The IRS requires that certain business expenses must be capitalized rather than deducted. Capitalization often applies to startup costs and improvements that you make to your business. They’re defined as investments you make that show value over time.
An example of a capital expense is improvements you make to one of your retail locations. You’re making an investment in the future earnings of your business by spending money on those improvements, which could include new signage, replacing the flooring or building shelving that will help increase your display space. Unlike an expense that leaves your company as soon as the purchase is made, the money you’re investing is staying within the business. It will hopefully be recouped with the increase in revenue it will bring.
Depreciable assets aren’t the only thing your business can deduct on your taxes each year. There are plenty of smaller expenses you can take in the year that you accrue them. The expense must be ordinary and necessary to be deductible.

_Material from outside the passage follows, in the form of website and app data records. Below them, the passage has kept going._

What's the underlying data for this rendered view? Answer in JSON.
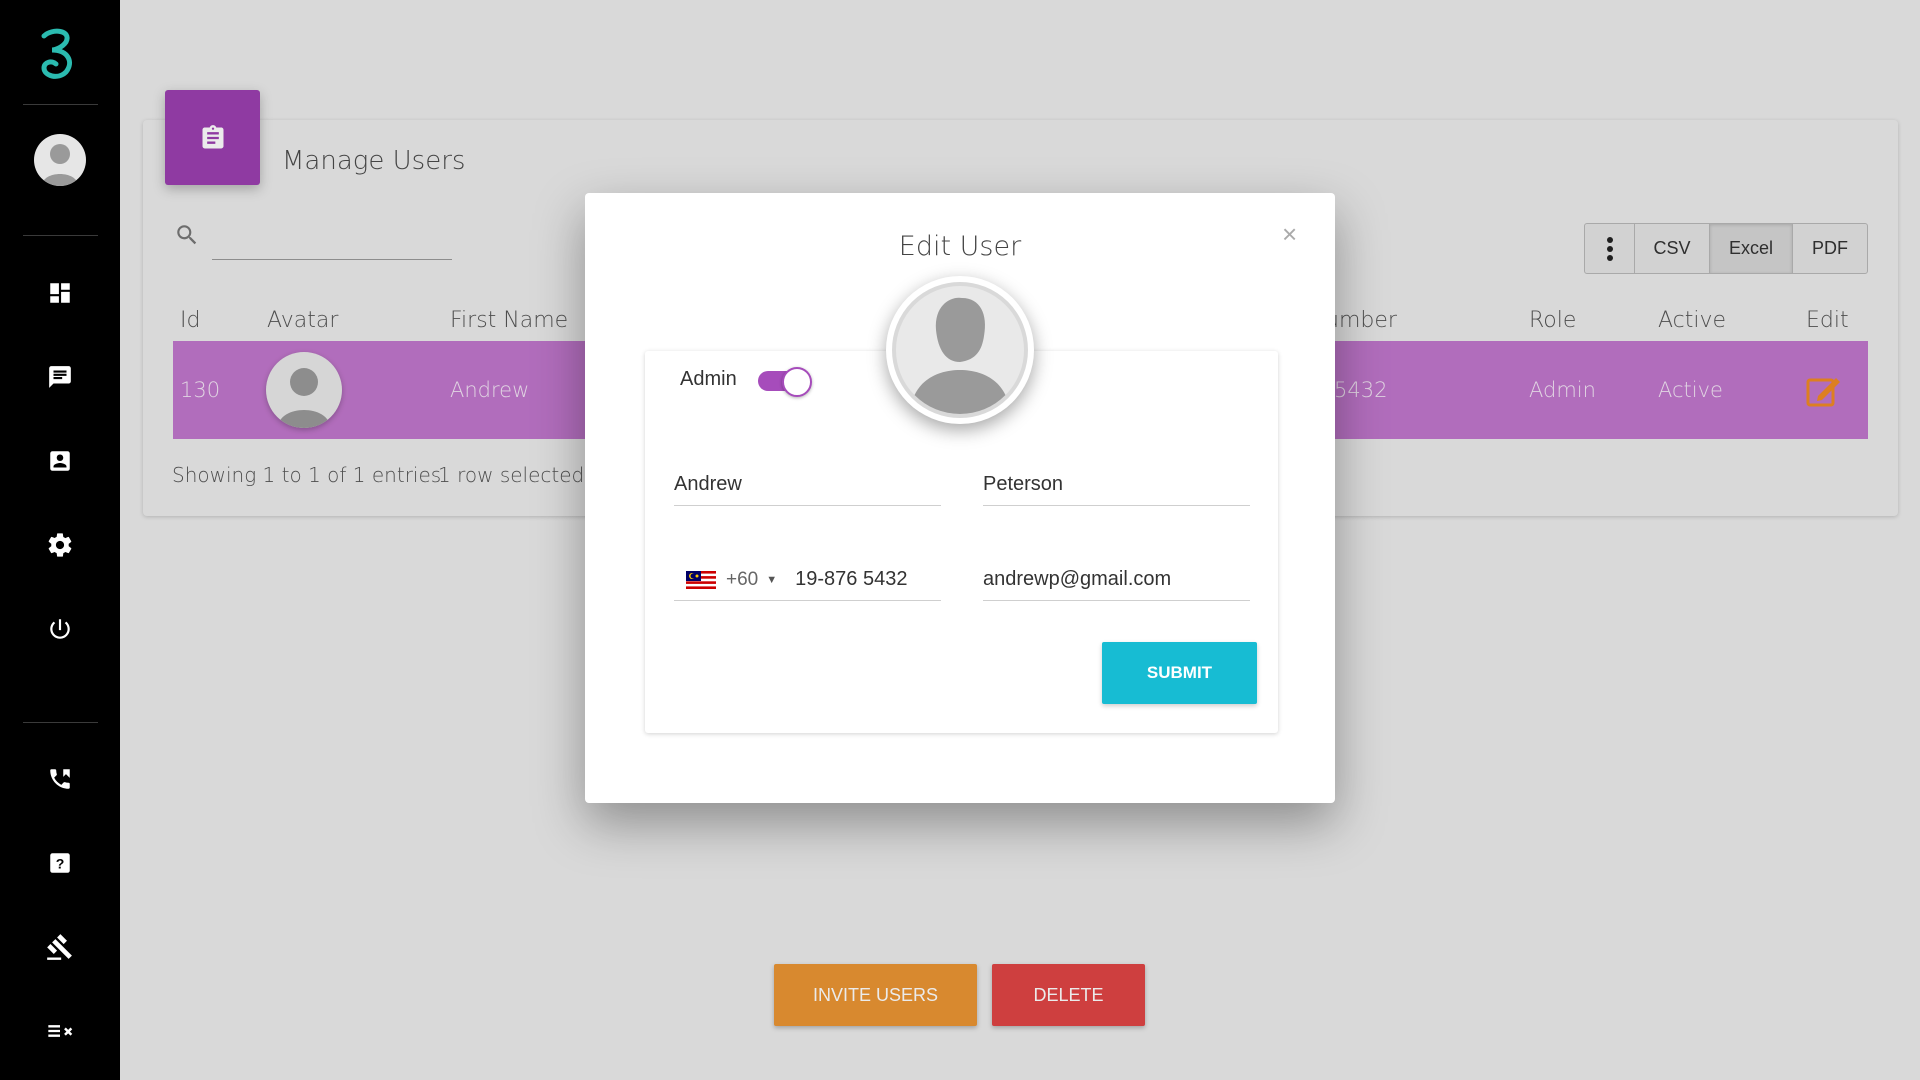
{
  "sidebar": {
    "items": [
      {
        "icon": "dashboard-icon"
      },
      {
        "icon": "chat-icon"
      },
      {
        "icon": "contact-card-icon"
      },
      {
        "icon": "gear-icon"
      },
      {
        "icon": "power-icon"
      },
      {
        "icon": "phone-icon"
      },
      {
        "icon": "help-icon"
      },
      {
        "icon": "gavel-icon"
      },
      {
        "icon": "checklist-icon"
      }
    ],
    "accent": "#2bbbb0"
  },
  "page": {
    "title": "Manage Users",
    "accent": "#9c3fb0"
  },
  "search": {
    "value": ""
  },
  "export": {
    "csv": "CSV",
    "excel": "Excel",
    "pdf": "PDF"
  },
  "table": {
    "headers": [
      "Id",
      "Avatar",
      "First Name",
      "umber",
      "Role",
      "Active",
      "Edit"
    ],
    "row": {
      "id": "130",
      "first_name": "Andrew",
      "number": "5432",
      "role": "Admin",
      "active": "Active"
    },
    "row_color": "#c177cc",
    "info": "Showing 1 to 1 of 1 entries",
    "selected": "1 row selected"
  },
  "actions": {
    "invite": "INVITE USERS",
    "delete": "DELETE",
    "invite_color": "#eb9534",
    "delete_color": "#e04545"
  },
  "modal": {
    "title": "Edit User",
    "close": "×",
    "admin_label": "Admin",
    "admin_on": true,
    "first_name": "Andrew",
    "last_name": "Peterson",
    "dial_code": "+60",
    "phone": "19-876 5432",
    "email": "andrewp@gmail.com",
    "submit": "SUBMIT",
    "submit_color": "#17bcd3"
  }
}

Ordinary means that the purchase must be something that's commonly accepted in the type of business you’re doing, such as printing costs for menus for a restaurant. Necessary means that it helps your business in some way.
It’s important for businesses that sell products to deduct the “cost of goods sold” each year. You can do this by valuing the inventory you hold at the beginning of the tax year, then deducting that amount from your gross receipts to determine the year's gross profits. Small businesses can claim inventory the same way they would non-incidental expenses.
Other types of deductible expenses that can be claimed without depreciation include:
- Employee and contractor pay
- Marketing expenses
- Professional memberships
- Rent for business-related property
- Phone and internet costs
- Interest on borrowed funds
- Business insurance
- Postage and office supplies
- Travel expenses
There are a variety of options for deductions, whether you decide to depreciate over multiple years or take the full amount outright. It’s important to make sure you’re claiming deductions in a way that not only gives your business the best tax outcome but also helps you keep your books well-organized and your investors and shareholders happy.
- IRS: Topic No. 704 Depreciation
- IRS: Publication 946 (2020), How To Depreciate Property
- IRS: IRS Issues Guidance on Section 179 Expenses and Section 168(G) Depreciation Under Tax Cuts and Jobs Act
- Section179.org: Section 179 at a Glance for 2020
- IRS: IRS Finalizes Regulations for 100 Percent Bonus Depreciation
- IRS: Topic No. 510 Business Use of Car
- IRS: Publication 536 (2019), Net Operating Losses (NOLs) for Individuals, Estates, and Trusts
- BDO: Cares Act Fixes the Retail Glitch to Make Qualified Improvement Property Eligible for Bonus Depreciation
- IRS: Examination of Returns and Claims for Refund, Credit or Abatement; Determination of Correct Tax Liability
Stephanie Faris has written about finance for entrepreneurs and marketing firms since 2013. She spent nearly a year as a ghostwriter for a credit card processing service and has ghostwritten about finance for numerous marketing firms and entrepreneurs. Her work has appeared on The Motley Fool, MoneyGeek, Ecommerce Insiders, GoBankingRates, and ThriveBy30.